That’s the measurement of the time you spend actually asleep compared to the overall time you spend in bed. A lower sleep efficiency can be an indication of restless sleep with awakenings throughout the night, trouble falling asleep at the beginning of the night, or waking very early and not being able to fall back asleep.
Research shows that a pre-bedtime music listening session can help you fall asleep more quickly.
Music is an effective treatment for short-term and chronic sleep disorders, according to a recent analysis of research. The therapeutic effects of music on sleep get stronger with time, the study concluded, meaning the more consistently you use music to help you sleep, the more effective the practice may become.
The influence of music over mood and stress helps sleep, too
One of the most important ways music can help sleep is indirectly, by its effects on mood and emotional state. Our mood has a significant impact on how well—or not well—we sleep. Stress is without a doubt the most common challenge to my patients’ ability to fall asleep routinely at the same bedtime each night and to sleep soundly throughout the entire night. Depression, anxiety, and other mood disorders frequently go hand-in-hand with sleep problems, including insomnia. (I wrote recently about how lack of sleep hurts your emotional health
Sleep has what’s known as a bi-directional relationship with mood and emotional equilibrium. That means poor sleep can be both a cause and a symptom of struggles with mood. Depression, anxiety, stress, and other emotional and psychological problems interfere with sleep. And sleeping poorly can make us more vulnerable to stress, more emotionally reactive, and more prone to depression and anxiety.
When we find ways to relieve stress and improve mood, sleep almost always improves. Music, with its ability to activate and influence the emotional and memory centers of our brain, can help.
Several studies have tested music’s effectiveness to reduce stress in high-anxiety situations—often, in patients undergoing medical treatments, like surgery. In these circumstances, researchers have found listening to music can lower anxiety significantly, even more effectively than prescription drugs. It can also lower anxiety and simultaneously improve sleep in people who’ve experienced physical and emotional trauma, as in research conducted at the University of Kansas.
In healthy adults, too, research has shown that listening to relaxing music reduces feelings of anxiety, as well as the physical symptoms that accompany anxiety, including elevated blood pressure and heart rate and nervous system arousal. It also reduces cortisol, a hormone that stimulates alertness and also stress, according to numerous studies.

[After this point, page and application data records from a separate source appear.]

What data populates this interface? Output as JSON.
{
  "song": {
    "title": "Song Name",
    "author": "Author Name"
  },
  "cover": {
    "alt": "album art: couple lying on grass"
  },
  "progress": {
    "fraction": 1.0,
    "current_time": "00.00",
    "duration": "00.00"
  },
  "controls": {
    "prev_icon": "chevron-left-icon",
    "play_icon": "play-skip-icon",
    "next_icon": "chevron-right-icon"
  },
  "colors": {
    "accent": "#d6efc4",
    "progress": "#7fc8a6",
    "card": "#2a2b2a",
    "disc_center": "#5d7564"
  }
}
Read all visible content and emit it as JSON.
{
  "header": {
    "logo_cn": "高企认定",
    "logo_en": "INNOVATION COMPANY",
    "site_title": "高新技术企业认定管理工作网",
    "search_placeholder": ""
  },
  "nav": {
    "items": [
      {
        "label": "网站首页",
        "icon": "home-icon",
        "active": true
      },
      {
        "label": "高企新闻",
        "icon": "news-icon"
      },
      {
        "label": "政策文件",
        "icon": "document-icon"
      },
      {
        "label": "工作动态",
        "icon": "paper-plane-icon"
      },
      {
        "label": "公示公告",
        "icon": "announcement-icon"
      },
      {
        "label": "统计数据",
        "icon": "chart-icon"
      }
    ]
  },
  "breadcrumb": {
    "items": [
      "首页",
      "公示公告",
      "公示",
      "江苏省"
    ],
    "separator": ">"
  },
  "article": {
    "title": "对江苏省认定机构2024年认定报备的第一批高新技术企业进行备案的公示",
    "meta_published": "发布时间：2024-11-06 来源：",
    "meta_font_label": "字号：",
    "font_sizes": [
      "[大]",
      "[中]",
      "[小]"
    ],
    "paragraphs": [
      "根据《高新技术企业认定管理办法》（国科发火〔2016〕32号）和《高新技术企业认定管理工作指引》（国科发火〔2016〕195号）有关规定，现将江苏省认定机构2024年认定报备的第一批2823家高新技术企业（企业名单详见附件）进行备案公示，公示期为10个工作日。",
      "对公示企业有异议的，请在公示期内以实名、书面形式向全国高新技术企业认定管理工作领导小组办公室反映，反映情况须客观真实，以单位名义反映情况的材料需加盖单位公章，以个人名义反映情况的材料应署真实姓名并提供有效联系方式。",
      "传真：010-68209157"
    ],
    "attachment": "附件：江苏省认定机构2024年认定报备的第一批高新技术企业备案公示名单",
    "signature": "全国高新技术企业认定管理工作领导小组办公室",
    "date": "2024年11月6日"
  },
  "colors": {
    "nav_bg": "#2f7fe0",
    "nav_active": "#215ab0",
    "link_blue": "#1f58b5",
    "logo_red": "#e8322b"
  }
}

Research further shows how music can be effective in relieving the symptoms of depression and other mood disorders. It can improve both depression and sleep in people with post-traumatic stress disorder, according to recent research. Depression and sleep also showed improvement in a study that investigated the effects of relaxing music for people with schizophrenia.